Former England flyhalf Stuart Barnes says the All Blacks always seem to get the rub of the green when it comes to refereeing decisions.
Barnes, in his regular column on the Sky Sports website, said he was disappointed after watching the Springboks-All Blacks Test in Auckland last weekend.
“Unfortunately déjà vu struck and for all the excellence of so much of New Zealand’s game, it will be remembered – certainly in South Africa – for yet another refereeing display where the key decisions again broke the way of the All Blacks,” Barnes wrote.
“Australia were on the wrong end of some atrocious refereeing a few weeks ago in Wellington and the Springboks found their more realistic hopes of a first win in Auckland since 1937, undone by Romain Poite.
“The Frenchman is one of my favourite referees, but like the majority of his colleagues who blow down south, somehow the whistle always goes New Zealand’s way.
“Maybe it is time for All Blacks fans and coaches to forget about 2007 and Wayne Barnes; time to accept that the wheel has turned full circle in their favour.”
Bok hooker Bismarck du Plessis was controversially sent off in Auckland when he received two yellow cards.
Much to the ire of the Springboks’ fans, Frenchman Poite showed the hooker a yellow card in the 16th minute of the Test for a perfectly legal tackle on All Black flyhalf Dan Carter.
Poite then showed Du Plessis a second yellow – and a subsequent red card – for leading with an elbow which connected with the throat of All Black flank Liam Messam.
“Every small decision seems to be interpreted New Zealand’s way,” Barnes continued.
“Even when the All Blacks suffered two indisputable yellow cards in the last 10 minutes when the game was won the referee took their side.

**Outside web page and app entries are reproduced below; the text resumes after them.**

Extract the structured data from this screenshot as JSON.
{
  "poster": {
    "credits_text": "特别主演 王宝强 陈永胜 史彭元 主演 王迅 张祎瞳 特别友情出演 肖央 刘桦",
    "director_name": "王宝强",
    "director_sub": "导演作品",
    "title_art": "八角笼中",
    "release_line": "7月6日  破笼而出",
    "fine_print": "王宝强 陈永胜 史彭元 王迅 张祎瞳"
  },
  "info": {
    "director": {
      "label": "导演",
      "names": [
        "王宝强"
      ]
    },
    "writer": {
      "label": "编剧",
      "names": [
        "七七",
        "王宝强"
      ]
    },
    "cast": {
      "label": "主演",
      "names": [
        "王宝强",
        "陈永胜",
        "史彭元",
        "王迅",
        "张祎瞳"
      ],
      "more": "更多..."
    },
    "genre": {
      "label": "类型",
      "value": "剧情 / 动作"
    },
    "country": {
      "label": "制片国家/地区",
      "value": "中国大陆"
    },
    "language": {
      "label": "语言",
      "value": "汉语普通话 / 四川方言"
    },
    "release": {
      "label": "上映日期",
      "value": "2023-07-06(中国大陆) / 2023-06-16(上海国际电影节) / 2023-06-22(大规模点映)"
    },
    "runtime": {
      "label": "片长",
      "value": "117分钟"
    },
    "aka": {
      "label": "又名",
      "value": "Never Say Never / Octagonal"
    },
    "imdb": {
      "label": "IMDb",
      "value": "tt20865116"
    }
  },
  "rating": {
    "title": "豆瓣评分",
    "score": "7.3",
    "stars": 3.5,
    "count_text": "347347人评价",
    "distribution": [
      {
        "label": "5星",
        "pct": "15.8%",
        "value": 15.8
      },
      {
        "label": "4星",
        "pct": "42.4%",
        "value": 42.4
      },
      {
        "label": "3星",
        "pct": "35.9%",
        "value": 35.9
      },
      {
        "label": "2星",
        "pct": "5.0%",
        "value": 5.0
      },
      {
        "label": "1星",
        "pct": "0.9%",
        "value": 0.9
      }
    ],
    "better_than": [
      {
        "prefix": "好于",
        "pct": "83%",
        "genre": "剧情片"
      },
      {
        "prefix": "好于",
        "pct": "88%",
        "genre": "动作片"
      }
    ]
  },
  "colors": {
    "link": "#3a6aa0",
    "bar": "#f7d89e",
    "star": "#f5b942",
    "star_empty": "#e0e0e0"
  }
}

Ma’a Nonu went for a late charge (on Bok skipper Jean de Villiers), but Conrad Smith escaped a cynical hand in the ruck metres from the line.
“It was pure yellow and De Villiers quizzed the French referee as to whether Smith too should be sin-binned. Poite disregarded him when the New Zealanders should have been down to 12 men for the misdemeanours. But that was a correct decision too far for the Frenchman.
“It is difficult to beat New Zealand anywhere and anytime, let alone in New Zealand, but when the referees are subconsciously leaning their way, it becomes all but impossible.”